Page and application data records
•••
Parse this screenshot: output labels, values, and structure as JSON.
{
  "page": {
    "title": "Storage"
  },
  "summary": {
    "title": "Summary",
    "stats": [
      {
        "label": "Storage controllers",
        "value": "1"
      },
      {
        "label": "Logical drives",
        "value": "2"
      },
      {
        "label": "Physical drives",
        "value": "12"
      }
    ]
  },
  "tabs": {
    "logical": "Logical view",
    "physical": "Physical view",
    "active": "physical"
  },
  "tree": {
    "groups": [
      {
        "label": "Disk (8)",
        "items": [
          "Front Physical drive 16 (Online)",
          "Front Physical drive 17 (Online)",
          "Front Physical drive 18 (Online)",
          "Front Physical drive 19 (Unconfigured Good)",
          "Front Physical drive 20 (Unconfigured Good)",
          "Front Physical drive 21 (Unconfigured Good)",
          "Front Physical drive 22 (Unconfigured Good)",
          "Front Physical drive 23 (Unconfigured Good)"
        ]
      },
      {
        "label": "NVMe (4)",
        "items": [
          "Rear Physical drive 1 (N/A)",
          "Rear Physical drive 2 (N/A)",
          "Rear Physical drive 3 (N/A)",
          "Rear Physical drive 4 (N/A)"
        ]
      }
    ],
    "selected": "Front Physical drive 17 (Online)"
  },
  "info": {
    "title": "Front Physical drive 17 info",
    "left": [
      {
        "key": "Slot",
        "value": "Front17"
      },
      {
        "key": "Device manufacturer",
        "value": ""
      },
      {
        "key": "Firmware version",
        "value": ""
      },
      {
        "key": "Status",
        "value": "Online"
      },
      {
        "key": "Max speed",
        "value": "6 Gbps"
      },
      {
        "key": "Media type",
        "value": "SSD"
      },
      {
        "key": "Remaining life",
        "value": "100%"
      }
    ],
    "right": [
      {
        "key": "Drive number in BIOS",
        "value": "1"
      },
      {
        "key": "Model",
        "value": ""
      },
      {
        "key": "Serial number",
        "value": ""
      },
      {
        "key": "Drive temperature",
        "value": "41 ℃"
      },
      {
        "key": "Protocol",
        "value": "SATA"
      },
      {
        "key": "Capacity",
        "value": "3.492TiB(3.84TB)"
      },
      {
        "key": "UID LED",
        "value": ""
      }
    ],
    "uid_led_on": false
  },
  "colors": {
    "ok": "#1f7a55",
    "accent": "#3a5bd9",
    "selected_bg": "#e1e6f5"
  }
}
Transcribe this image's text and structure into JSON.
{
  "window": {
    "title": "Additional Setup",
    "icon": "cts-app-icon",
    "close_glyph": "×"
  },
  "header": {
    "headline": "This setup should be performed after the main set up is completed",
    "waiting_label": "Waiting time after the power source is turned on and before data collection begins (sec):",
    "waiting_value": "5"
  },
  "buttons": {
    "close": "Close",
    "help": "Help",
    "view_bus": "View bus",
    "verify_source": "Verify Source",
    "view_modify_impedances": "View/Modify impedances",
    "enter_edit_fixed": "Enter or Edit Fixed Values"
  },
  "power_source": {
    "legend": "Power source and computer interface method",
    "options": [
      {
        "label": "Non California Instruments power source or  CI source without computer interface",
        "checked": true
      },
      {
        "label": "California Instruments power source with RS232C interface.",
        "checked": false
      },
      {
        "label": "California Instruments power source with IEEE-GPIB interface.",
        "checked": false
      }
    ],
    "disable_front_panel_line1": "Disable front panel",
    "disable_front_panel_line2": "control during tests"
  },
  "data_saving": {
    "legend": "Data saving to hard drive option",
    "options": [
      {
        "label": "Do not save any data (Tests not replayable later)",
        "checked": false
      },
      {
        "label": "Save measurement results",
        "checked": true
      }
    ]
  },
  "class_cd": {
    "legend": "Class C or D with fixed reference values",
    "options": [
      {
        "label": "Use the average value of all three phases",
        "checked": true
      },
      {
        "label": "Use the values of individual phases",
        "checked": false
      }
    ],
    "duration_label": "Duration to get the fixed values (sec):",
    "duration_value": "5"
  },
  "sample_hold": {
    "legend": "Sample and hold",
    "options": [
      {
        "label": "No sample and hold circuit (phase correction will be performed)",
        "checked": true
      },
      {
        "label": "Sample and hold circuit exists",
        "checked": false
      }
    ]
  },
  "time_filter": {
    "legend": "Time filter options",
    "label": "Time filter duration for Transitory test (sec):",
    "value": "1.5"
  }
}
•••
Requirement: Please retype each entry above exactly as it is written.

Result for this exercise:
Parse this screenshot: output labels, values, and structure as JSON.
{
  "page": {
    "title": "Storage"
  },
  "summary": {
    "title": "Summary",
    "stats": [
      {
        "label": "Storage controllers",
        "value": "1"
      },
      {
        "label": "Logical drives",
        "value": "2"
      },
      {
        "label": "Physical drives",
        "value": "12"
      }
    ]
  },
  "tabs": {
    "logical": "Logical view",
    "physical": "Physical view",
    "active": "physical"
  },
  "tree": {
    "groups": [
      {
        "label": "Disk (8)",
        "items": [
          "Front Physical drive 16 (Online)",
          "Front Physical drive 17 (Online)",
          "Front Physical drive 18 (Online)",
          "Front Physical drive 19 (Unconfigured Good)",
          "Front Physical drive 20 (Unconfigured Good)",
          "Front Physical drive 21 (Unconfigured Good)",
          "Front Physical drive 22 (Unconfigured Good)",
          "Front Physical drive 23 (Unconfigured Good)"
        ]
      },
      {
        "label": "NVMe (4)",
        "items": [
          "Rear Physical drive 1 (N/A)",
          "Rear Physical drive 2 (N/A)",
          "Rear Physical drive 3 (N/A)",
          "Rear Physical drive 4 (N/A)"
        ]
      }
    ],
    "selected": "Front Physical drive 17 (Online)"
  },
  "info": {
    "title": "Front Physical drive 17 info",
    "left": [
      {
        "key": "Slot",
        "value": "Front17"
      },
      {
        "key": "Device manufacturer",
        "value": ""
      },
      {
        "key": "Firmware version",
        "value": ""
      },
      {
        "key": "Status",
        "value": "Online"
      },
      {
        "key": "Max speed",
        "value": "6 Gbps"
      },
      {
        "key": "Media type",
        "value": "SSD"
      },
      {
        "key": "Remaining life",
        "value": "100%"
      }
    ],
    "right": [
      {
        "key": "Drive number in BIOS",
        "value": "1"
      },
      {
        "key": "Model",
        "value": ""
      },
      {
        "key": "Serial number",
        "value": ""
      },
      {
        "key": "Drive temperature",
        "value": "41 ℃"
      },
      {
        "key": "Protocol",
        "value": "SATA"
      },
      {
        "key": "Capacity",
        "value": "3.492TiB(3.84TB)"
      },
      {
        "key": "UID LED",
        "value": ""
      }
    ],
    "uid_led_on": false
  },
  "colors": {
    "ok": "#1f7a55",
    "accent": "#3a5bd9",
    "selected_bg": "#e1e6f5"
  }
}
Transcribe this image's text and structure into JSON.
{
  "window": {
    "title": "Additional Setup",
    "icon": "cts-app-icon",
    "close_glyph": "×"
  },
  "header": {
    "headline": "This setup should be performed after the main set up is completed",
    "waiting_label": "Waiting time after the power source is turned on and before data collection begins (sec):",
    "waiting_value": "5"
  },
  "buttons": {
    "close": "Close",
    "help": "Help",
    "view_bus": "View bus",
    "verify_source": "Verify Source",
    "view_modify_impedances": "View/Modify impedances",
    "enter_edit_fixed": "Enter or Edit Fixed Values"
  },
  "power_source": {
    "legend": "Power source and computer interface method",
    "options": [
      {
        "label": "Non California Instruments power source or  CI source without computer interface",
        "checked": true
      },
      {
        "label": "California Instruments power source with RS232C interface.",
        "checked": false
      },
      {
        "label": "California Instruments power source with IEEE-GPIB interface.",
        "checked": false
      }
    ],
    "disable_front_panel_line1": "Disable front panel",
    "disable_front_panel_line2": "control during tests"
  },
  "data_saving": {
    "legend": "Data saving to hard drive option",
    "options": [
      {
        "label": "Do not save any data (Tests not replayable later)",
        "checked": false
      },
      {
        "label": "Save measurement results",
        "checked": true
      }
    ]
  },
  "class_cd": {
    "legend": "Class C or D with fixed reference values",
    "options": [
      {
        "label": "Use the average value of all three phases",
        "checked": true
      },
      {
        "label": "Use the values of individual phases",
        "checked": false
      }
    ],
    "duration_label": "Duration to get the fixed values (sec):",
    "duration_value": "5"
  },
  "sample_hold": {
    "legend": "Sample and hold",
    "options": [
      {
        "label": "No sample and hold circuit (phase correction will be performed)",
        "checked": true
      },
      {
        "label": "Sample and hold circuit exists",
        "checked": false
      }
    ]
  },
  "time_filter": {
    "legend": "Time filter options",
    "label": "Time filter duration for Transitory test (sec):",
    "value": "1.5"
  }
}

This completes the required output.